We also visited 10 middle schools, where more than 90 percent of the students had family incomes at the federal poverty level. We told students about NGVs and showed them the car. We also made donations to each school’s science program. Spending time with the middle schoolers was a highlight of the trip. They asked insightful questions, including whether we could expect the price of natural gas to reach the price of gasoline as more people started using it. We said it was possible, though unlikely, given the huge supply.
We were a little saddened by some questions, such as whether the gas tanks would explode if shot by a bullet. We assured them that NGVs are actually less flammable than gasoline cars due to the tank material and the vaporous nature of the fuel. One of our favorite schools was Pittsburgh’s Arsenal Middle School, where the kids were proud of our car’s local connection.
We talked to Americans on the street, in parking lots, outside schools—anywhere they saw our painted Hummer and started asking questions. We were struck by their common concerns. Like Pittsburghers, they were troubled by a lack of good jobs, rising fuel costs and environmental quality. And, frankly, this made us glad we were making the effort to be a small part of the solution. Almost everyone we met said they wanted an NGV as their next car.
As we came though the Fort Pitt Tunnel in our final push toward home, we were very tired, but very satisfied. We had completed the trip, but we also got people thinking. America remains the land of opportunity.
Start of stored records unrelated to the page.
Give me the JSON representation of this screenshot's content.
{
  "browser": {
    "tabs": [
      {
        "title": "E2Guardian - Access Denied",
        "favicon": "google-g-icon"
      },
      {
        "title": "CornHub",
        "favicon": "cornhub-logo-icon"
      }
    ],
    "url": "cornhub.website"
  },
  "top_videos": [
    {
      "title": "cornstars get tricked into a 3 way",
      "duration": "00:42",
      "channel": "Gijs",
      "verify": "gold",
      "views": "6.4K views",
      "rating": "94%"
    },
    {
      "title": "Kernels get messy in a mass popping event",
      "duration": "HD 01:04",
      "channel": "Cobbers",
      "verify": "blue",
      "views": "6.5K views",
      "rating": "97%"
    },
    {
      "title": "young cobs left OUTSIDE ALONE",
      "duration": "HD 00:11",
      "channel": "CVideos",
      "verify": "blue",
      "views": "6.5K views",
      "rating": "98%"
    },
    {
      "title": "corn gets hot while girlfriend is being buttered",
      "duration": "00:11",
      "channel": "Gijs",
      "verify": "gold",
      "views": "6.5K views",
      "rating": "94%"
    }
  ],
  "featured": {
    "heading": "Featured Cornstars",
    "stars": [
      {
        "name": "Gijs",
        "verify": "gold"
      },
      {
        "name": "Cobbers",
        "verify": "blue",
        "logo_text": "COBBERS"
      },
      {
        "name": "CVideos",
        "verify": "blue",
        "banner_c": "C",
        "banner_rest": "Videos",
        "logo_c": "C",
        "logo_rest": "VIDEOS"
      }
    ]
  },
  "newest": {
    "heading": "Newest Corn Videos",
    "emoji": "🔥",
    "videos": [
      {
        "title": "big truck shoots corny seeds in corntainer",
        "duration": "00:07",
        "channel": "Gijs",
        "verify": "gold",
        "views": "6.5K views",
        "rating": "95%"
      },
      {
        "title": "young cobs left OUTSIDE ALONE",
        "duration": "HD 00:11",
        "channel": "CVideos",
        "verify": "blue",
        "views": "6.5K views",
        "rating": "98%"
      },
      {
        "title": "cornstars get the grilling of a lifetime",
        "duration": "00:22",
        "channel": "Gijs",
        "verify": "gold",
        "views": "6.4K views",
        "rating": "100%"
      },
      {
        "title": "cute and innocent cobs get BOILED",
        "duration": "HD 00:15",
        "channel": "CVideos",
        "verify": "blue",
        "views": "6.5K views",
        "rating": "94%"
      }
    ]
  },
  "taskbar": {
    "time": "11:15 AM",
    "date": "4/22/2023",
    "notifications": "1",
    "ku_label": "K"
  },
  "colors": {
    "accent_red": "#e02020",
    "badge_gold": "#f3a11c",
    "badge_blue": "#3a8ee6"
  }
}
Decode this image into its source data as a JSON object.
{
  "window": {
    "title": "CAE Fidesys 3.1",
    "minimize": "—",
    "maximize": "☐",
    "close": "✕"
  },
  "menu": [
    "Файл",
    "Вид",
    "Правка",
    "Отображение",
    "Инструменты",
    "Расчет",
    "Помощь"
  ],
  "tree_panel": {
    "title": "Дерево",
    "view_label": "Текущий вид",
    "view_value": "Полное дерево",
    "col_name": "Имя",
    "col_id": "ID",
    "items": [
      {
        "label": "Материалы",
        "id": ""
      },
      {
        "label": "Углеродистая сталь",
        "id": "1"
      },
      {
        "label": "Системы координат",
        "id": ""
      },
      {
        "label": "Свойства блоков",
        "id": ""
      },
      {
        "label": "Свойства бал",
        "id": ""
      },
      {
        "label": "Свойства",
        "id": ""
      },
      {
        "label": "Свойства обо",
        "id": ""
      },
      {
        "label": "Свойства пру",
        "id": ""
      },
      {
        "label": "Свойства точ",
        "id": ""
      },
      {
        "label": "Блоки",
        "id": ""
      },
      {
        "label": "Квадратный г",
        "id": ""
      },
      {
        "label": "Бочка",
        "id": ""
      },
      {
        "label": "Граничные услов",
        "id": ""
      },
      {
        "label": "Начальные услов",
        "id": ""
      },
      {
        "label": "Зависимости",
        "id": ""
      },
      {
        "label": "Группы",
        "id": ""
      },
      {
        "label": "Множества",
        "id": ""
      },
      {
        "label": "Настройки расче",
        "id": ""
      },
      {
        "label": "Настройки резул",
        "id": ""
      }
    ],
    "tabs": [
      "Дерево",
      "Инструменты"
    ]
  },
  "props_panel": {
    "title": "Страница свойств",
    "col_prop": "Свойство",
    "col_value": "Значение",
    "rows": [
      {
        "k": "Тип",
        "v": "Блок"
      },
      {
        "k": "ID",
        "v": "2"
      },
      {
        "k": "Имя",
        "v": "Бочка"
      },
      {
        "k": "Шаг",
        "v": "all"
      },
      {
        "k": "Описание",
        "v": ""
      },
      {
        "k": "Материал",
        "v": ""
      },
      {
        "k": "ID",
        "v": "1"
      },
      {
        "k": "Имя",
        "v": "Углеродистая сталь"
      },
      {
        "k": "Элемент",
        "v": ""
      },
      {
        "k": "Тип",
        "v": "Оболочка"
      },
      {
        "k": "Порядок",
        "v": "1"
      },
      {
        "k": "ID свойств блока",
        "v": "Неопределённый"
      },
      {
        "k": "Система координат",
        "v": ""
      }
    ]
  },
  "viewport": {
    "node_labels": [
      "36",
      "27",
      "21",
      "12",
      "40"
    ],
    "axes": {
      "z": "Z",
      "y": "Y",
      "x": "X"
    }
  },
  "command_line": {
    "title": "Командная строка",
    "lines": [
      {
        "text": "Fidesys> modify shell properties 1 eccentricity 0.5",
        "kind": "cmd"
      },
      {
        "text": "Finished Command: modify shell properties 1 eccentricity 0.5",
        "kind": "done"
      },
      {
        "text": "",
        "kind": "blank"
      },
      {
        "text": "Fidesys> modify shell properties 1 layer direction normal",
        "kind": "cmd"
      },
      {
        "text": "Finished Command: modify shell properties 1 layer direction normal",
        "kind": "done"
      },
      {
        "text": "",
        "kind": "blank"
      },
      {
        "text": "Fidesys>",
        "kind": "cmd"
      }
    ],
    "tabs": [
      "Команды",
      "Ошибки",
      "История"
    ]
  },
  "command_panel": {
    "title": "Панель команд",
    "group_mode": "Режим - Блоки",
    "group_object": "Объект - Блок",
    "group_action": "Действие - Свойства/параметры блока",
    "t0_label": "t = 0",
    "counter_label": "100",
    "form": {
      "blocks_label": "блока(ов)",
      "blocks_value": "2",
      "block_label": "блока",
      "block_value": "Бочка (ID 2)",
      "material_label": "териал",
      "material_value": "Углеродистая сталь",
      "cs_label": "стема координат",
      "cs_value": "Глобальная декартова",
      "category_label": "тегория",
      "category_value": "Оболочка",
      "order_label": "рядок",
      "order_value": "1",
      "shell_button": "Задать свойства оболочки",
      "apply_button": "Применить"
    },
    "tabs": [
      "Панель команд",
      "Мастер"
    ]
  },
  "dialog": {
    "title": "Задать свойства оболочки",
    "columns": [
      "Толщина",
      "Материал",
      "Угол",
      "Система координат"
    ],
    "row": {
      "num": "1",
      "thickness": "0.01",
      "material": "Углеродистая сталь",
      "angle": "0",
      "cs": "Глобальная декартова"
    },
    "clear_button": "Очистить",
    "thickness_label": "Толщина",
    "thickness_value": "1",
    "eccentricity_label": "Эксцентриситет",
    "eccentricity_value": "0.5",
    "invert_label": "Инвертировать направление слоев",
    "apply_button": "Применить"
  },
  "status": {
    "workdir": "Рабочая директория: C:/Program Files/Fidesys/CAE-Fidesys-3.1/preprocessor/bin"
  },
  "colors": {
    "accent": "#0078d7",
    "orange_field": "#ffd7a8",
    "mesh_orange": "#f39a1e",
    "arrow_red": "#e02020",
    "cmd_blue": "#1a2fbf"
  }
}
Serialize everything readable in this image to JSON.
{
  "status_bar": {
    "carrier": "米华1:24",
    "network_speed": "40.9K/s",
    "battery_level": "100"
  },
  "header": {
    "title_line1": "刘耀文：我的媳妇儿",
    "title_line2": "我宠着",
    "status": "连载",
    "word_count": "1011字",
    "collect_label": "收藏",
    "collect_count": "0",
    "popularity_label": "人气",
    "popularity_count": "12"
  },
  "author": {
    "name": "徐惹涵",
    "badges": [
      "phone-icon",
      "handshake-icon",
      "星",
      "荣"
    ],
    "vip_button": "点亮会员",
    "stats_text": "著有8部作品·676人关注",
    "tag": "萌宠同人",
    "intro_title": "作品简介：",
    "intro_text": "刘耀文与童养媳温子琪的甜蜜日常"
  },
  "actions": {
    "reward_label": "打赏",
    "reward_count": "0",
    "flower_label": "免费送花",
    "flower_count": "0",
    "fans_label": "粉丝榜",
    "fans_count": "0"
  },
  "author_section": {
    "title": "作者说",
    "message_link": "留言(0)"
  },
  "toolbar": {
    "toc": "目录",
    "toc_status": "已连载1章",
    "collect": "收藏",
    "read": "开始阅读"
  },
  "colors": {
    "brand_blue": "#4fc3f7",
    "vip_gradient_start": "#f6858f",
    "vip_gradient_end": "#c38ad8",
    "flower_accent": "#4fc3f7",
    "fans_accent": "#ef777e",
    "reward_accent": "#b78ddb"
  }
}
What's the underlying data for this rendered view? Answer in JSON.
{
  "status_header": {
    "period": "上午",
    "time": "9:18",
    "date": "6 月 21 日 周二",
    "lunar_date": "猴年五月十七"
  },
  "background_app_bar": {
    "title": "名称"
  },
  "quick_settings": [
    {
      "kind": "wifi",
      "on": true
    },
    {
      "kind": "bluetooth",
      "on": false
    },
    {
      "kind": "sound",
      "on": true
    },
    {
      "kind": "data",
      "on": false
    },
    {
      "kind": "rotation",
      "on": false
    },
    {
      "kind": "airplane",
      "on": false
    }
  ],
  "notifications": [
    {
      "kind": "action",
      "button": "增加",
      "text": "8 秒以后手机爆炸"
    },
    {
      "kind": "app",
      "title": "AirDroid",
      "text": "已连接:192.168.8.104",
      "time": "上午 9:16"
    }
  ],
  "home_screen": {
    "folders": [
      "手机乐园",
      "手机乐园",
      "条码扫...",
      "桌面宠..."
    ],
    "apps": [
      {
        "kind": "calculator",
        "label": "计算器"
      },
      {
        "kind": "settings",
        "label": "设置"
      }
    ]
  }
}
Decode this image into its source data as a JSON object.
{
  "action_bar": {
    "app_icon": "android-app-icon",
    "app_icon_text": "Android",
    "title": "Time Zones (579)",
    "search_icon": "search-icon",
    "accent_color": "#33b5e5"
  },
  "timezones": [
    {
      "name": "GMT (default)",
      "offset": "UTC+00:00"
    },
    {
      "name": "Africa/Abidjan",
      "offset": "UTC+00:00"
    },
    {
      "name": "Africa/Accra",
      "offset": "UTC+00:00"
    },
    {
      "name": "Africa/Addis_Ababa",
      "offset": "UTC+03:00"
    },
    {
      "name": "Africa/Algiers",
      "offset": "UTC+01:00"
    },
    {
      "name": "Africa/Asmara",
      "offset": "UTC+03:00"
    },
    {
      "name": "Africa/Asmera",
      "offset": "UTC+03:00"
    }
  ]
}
We believe in the power of each person to make a difference for future generations. We haven’t decided what our next natural-gas adventure will be—maybe a cross-country road race? In the meantime, look for our patriotic Hummer on the streets of Pittsburgh. We’d love to say hello.